What you need to do
Among the entries that follow, how many lines contain the string "content"? Answer with that number only.
Data for this exercise Block Start
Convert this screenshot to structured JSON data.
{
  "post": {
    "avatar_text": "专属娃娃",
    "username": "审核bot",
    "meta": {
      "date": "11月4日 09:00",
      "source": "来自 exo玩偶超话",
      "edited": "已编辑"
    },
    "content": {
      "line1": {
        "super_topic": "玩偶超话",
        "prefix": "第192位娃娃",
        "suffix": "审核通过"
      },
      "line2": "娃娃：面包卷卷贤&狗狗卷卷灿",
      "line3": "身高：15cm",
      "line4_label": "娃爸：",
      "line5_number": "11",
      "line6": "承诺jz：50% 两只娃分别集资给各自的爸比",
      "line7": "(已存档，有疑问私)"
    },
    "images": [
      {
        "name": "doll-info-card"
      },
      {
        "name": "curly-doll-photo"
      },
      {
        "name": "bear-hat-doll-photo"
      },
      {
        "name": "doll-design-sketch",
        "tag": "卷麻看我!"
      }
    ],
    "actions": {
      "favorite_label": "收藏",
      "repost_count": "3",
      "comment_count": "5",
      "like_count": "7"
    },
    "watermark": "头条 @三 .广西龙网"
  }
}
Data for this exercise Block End
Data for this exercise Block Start
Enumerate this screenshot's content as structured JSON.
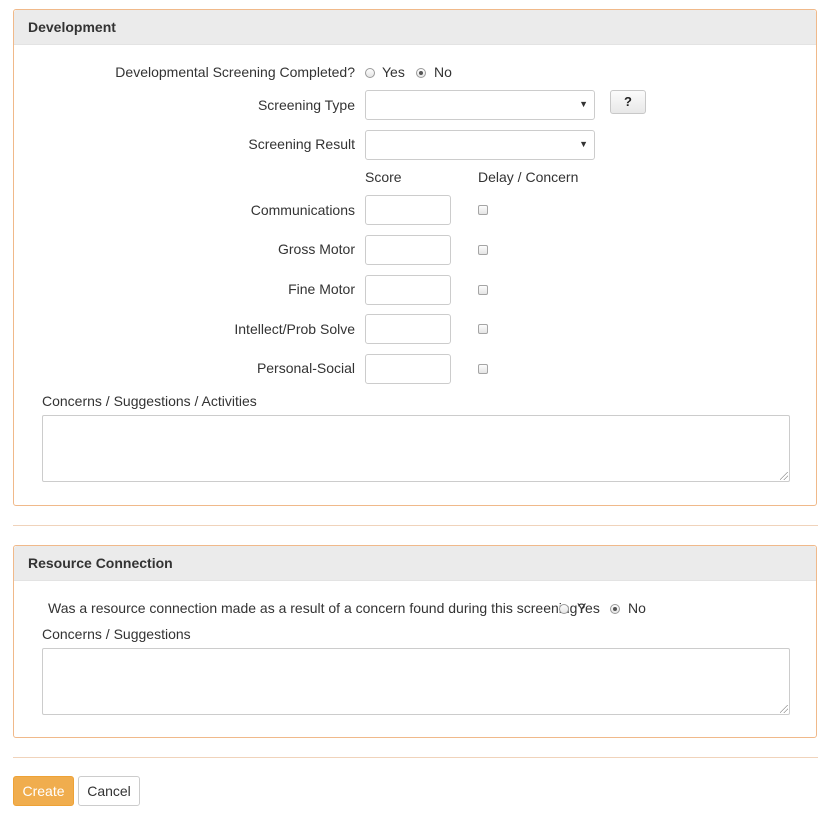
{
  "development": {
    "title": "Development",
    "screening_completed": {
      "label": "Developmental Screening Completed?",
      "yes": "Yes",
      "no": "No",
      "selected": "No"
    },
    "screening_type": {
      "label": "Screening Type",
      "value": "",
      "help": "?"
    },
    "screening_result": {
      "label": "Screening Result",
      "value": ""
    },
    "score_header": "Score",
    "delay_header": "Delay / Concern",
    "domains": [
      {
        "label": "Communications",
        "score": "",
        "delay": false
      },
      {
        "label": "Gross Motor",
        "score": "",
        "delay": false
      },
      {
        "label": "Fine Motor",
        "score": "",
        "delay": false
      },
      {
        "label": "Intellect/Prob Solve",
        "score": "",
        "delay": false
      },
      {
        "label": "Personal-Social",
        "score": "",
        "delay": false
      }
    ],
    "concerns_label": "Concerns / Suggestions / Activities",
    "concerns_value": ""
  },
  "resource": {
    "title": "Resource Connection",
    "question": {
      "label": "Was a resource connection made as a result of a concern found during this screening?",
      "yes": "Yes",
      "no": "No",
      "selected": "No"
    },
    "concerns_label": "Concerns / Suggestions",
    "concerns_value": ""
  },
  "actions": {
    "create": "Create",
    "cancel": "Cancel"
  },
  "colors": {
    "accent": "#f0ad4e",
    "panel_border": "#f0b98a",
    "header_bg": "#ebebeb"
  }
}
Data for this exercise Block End
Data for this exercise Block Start
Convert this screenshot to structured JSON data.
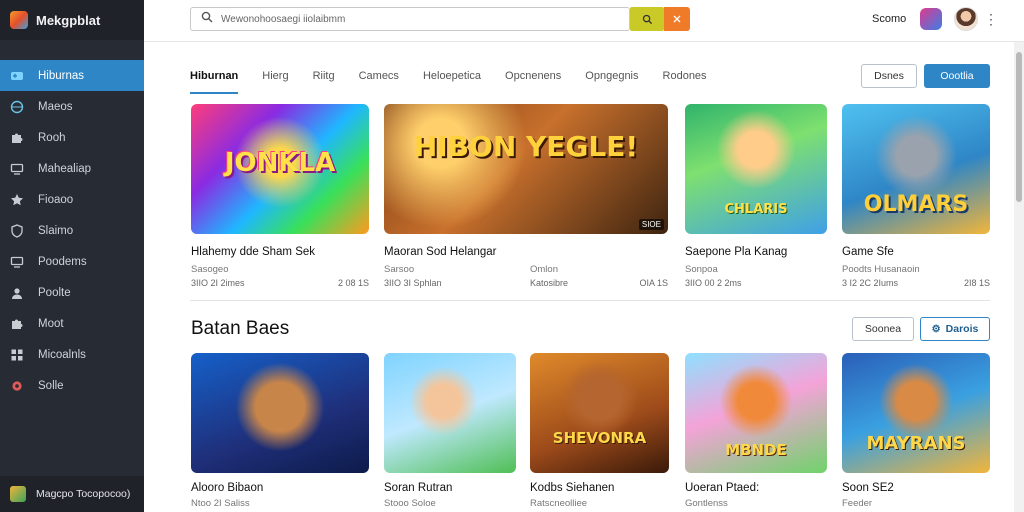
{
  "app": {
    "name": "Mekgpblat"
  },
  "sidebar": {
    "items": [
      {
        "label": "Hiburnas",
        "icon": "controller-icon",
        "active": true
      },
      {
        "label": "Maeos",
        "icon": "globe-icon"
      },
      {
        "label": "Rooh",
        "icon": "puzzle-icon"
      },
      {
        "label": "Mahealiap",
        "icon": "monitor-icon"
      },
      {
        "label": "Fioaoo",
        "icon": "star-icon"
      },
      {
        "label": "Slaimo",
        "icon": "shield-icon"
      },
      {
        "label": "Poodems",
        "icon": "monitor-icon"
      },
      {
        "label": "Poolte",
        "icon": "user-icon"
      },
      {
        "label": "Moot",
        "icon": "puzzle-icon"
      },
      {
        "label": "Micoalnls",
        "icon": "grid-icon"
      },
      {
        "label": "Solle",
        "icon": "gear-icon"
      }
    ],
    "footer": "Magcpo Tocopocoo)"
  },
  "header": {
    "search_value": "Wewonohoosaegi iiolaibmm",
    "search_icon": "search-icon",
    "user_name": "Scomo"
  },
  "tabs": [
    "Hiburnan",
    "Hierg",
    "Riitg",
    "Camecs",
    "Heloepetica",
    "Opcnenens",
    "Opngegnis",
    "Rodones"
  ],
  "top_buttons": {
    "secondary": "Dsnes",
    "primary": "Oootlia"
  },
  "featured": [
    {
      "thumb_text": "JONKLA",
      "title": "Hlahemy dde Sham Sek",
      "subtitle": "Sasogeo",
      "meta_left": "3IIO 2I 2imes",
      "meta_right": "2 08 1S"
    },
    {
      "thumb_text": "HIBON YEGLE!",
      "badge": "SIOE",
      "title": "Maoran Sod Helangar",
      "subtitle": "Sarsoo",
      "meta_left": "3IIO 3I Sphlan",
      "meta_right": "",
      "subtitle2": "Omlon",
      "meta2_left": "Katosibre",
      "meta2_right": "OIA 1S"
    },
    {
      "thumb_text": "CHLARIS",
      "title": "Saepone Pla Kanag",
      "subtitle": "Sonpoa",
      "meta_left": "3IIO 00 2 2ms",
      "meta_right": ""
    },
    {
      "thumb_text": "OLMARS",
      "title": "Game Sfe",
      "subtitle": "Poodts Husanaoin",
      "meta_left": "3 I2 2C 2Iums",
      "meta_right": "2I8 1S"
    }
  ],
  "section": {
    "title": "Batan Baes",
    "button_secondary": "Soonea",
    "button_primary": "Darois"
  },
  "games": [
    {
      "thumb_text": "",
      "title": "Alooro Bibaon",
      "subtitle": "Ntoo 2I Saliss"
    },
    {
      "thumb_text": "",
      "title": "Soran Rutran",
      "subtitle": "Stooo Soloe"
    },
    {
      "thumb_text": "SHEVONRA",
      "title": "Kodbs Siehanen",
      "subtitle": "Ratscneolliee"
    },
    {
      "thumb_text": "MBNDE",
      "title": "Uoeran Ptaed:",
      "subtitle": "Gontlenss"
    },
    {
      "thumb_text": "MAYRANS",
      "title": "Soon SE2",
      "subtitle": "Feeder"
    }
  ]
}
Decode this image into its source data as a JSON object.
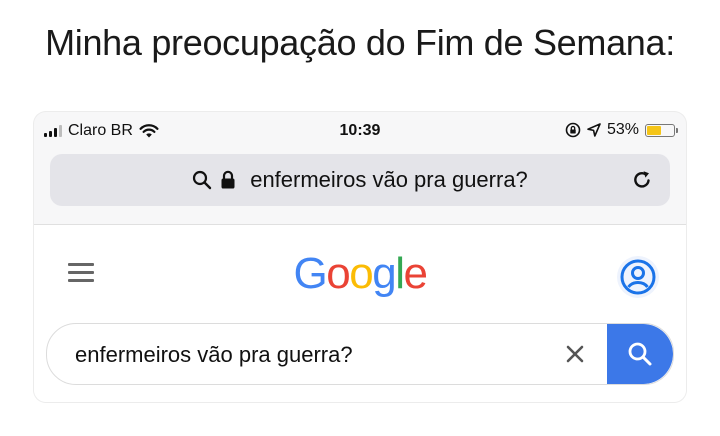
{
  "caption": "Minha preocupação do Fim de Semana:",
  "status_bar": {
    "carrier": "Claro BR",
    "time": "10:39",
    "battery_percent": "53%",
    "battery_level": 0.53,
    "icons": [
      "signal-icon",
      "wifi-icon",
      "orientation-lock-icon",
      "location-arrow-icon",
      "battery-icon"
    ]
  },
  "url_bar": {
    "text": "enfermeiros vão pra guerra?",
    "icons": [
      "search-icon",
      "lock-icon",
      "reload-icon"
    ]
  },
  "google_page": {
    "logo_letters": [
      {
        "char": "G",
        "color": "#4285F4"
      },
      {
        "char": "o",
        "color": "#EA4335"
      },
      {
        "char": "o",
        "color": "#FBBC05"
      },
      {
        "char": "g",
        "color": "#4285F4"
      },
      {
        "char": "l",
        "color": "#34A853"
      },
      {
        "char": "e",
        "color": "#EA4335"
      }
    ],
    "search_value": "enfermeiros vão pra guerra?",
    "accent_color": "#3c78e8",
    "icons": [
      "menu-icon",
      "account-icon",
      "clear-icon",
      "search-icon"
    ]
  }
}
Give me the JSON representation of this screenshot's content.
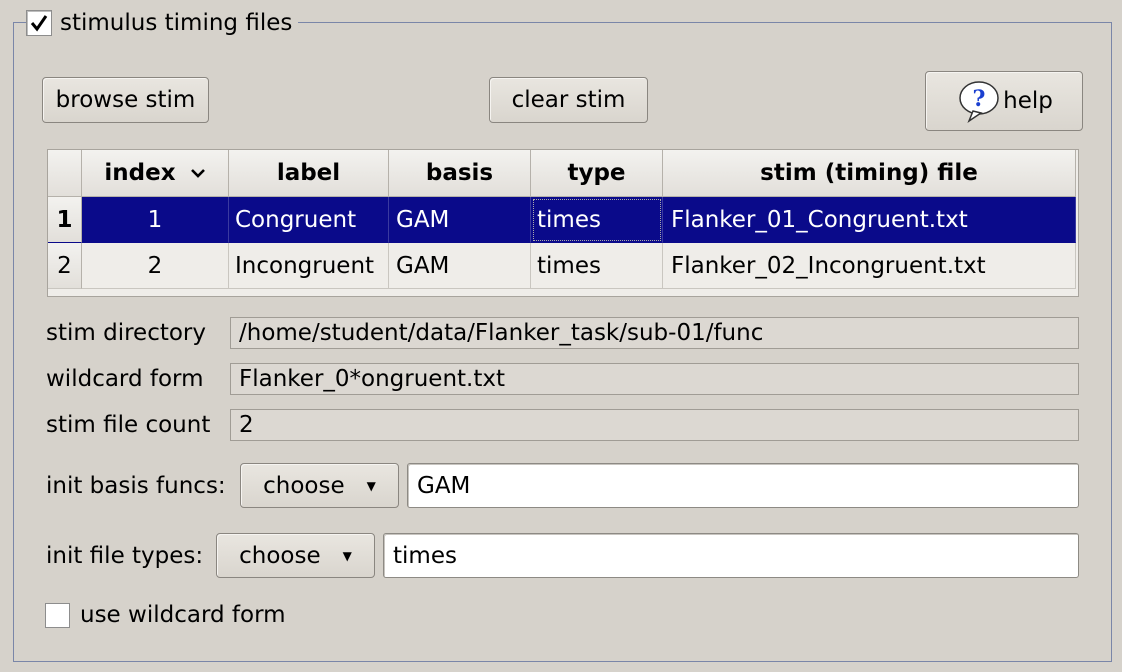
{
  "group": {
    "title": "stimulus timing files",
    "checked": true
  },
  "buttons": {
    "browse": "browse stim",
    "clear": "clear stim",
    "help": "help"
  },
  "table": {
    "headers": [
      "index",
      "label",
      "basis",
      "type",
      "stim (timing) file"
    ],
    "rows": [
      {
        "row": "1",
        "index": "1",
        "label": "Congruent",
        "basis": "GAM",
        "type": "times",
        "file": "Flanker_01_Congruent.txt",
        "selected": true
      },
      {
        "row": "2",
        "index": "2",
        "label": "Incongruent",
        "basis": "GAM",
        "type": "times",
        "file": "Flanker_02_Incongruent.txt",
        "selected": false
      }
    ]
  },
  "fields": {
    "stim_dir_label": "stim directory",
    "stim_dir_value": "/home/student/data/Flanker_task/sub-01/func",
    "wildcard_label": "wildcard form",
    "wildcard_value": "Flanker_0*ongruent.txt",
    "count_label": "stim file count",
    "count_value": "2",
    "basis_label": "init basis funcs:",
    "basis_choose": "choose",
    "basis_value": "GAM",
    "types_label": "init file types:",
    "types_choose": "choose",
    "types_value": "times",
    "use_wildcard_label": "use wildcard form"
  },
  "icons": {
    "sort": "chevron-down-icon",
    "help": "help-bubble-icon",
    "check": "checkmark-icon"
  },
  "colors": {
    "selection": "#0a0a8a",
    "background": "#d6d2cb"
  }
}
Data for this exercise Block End
Response below
3